Your Border Collie is probably tenacious and full of life. These high energy dogs have a lot of steam to blow off. Needless to say, their confident and eager nature sometimes lands them in trouble. Your street has several cats that call it home. Your Border Collie loves nothing more than chasing these cats. His tail may be wagging, but they look nothing short of terrified. It was amusing to start with, but now it’s starting to affect relations with the neighbors.
Training him not to chase cats is essential if you want to keep the peace. It’s also important because you don’t want anything more sinister to take place if he catches a cat. If he causes a cat any harm you may find some hefty vet bills land in your lap. Worse still, if he continues to chase and attack animals he may have to be put down.

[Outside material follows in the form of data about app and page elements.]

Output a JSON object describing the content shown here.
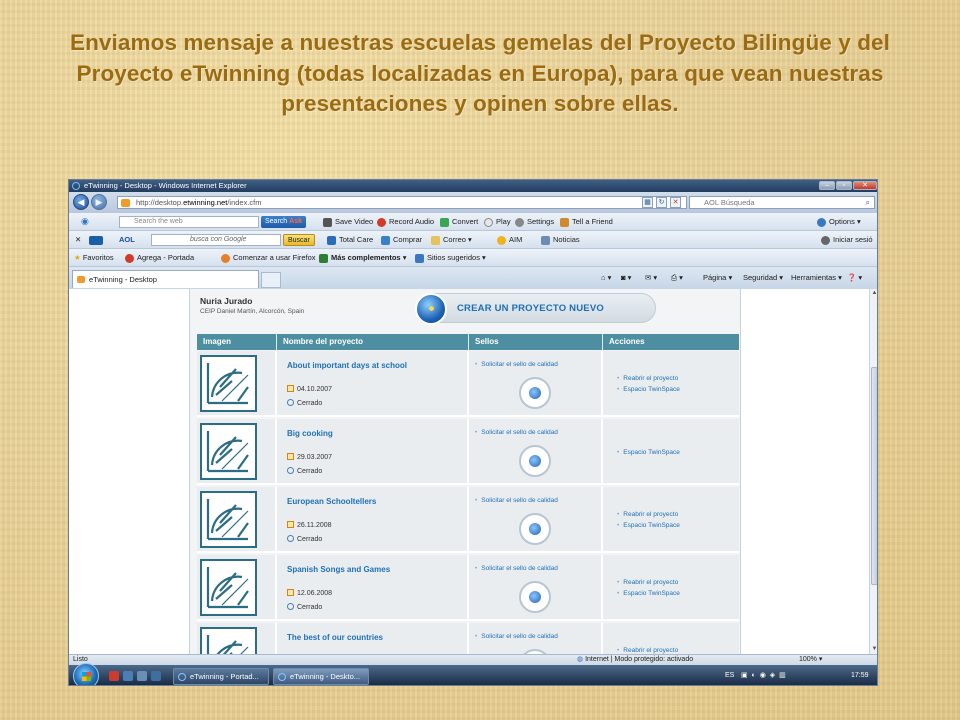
{
  "slide": {
    "title": "Enviamos mensaje a nuestras escuelas gemelas del Proyecto Bilingüe y del Proyecto eTwinning  (todas localizadas en Europa), para que vean nuestras presentaciones y opinen sobre ellas."
  },
  "browser": {
    "window_title": "eTwinning - Desktop - Windows Internet Explorer",
    "address_prefix": "http://desktop.",
    "address_domain": "etwinning.net",
    "address_suffix": "/index.cfm",
    "search_placeholder": "AOL Búsqueda",
    "ask_toolbar": {
      "search_placeholder": "Search the web",
      "search_button": "Search",
      "items": [
        "Save Video",
        "Record Audio",
        "Convert",
        "Play",
        "Settings",
        "Tell a Friend"
      ],
      "options": "Options"
    },
    "aol_toolbar": {
      "aol_label": "AOL",
      "google_placeholder": "busca con Google",
      "buscar_button": "Buscar",
      "items": [
        "Total Care",
        "Comprar",
        "Correo",
        "AIM",
        "Noticias"
      ],
      "login": "Iniciar sesió"
    },
    "favorites_bar": {
      "favorites": "Favoritos",
      "items": [
        "Agrega - Portada",
        "Comenzar a usar Firefox",
        "Más complementos",
        "Sitios sugeridos"
      ]
    },
    "tab_label": "eTwinning - Desktop",
    "command_bar": [
      "Página",
      "Seguridad",
      "Herramientas"
    ],
    "status_left": "Listo",
    "status_zone": "Internet | Modo protegido: activado",
    "zoom": "100%"
  },
  "page": {
    "user_name": "Nuria Jurado",
    "user_school": "CEIP Daniel Martín, Alcorcón, Spain",
    "create_button": "CREAR UN PROYECTO NUEVO",
    "table_headers": [
      "Imagen",
      "Nombre del proyecto",
      "Sellos",
      "Acciones"
    ],
    "projects": [
      {
        "name": "About important days at school",
        "date": "04.10.2007",
        "status": "Cerrado",
        "sello": "Solicitar el sello de calidad",
        "actions": [
          "Reabrir el proyecto",
          "Espacio TwinSpace"
        ]
      },
      {
        "name": "Big cooking",
        "date": "29.03.2007",
        "status": "Cerrado",
        "sello": "Solicitar el sello de calidad",
        "actions": [
          "Espacio TwinSpace"
        ]
      },
      {
        "name": "European Schooltellers",
        "date": "26.11.2008",
        "status": "Cerrado",
        "sello": "Solicitar el sello de calidad",
        "actions": [
          "Reabrir el proyecto",
          "Espacio TwinSpace"
        ]
      },
      {
        "name": "Spanish Songs and Games",
        "date": "12.06.2008",
        "status": "Cerrado",
        "sello": "Solicitar el sello de calidad",
        "actions": [
          "Reabrir el proyecto",
          "Espacio TwinSpace"
        ]
      },
      {
        "name": "The best of our countries",
        "date": "",
        "status": "",
        "sello": "Solicitar el sello de calidad",
        "actions": [
          "Reabrir el proyecto"
        ]
      }
    ]
  },
  "taskbar": {
    "tasks": [
      "eTwinning - Portad...",
      "eTwinning - Deskto..."
    ],
    "language": "ES",
    "time": "17:59"
  }
}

Training a dog not to chase cats is never easy. It can be even harder when you need to tackle the behavior in Border Collies. That’s because they naturally enjoy chasing animals. It’s in their blood to herd livestock. However, with the right incentive, you can channel their energy into something more productive. You’ll also need to use a number of deterrents to make them think twice.
If he’s a puppy he should be a fast learner. You could see results in just a couple of weeks. If he’s older, stubborn and this habit has been developing for many years, you may have your work cut out. You could need up to a month. Get this training right though, and you’ll never have to panic when you hear a cat screech, or your dog disappears.
Before training can begin you’ll need several items. For one of the methods, you’ll need baby gates and a water spray bottle. You’ll also need some toys and a long leash.
Stock up on high value treats that he can't resist or break your Border Collie's favorite food into small pieces. Set aside any time for tackling the problem and be on hand as much as possible to react to any situations.
The only other thing you need is patience and a can-do attitude. Once you have all of that, you can get to work!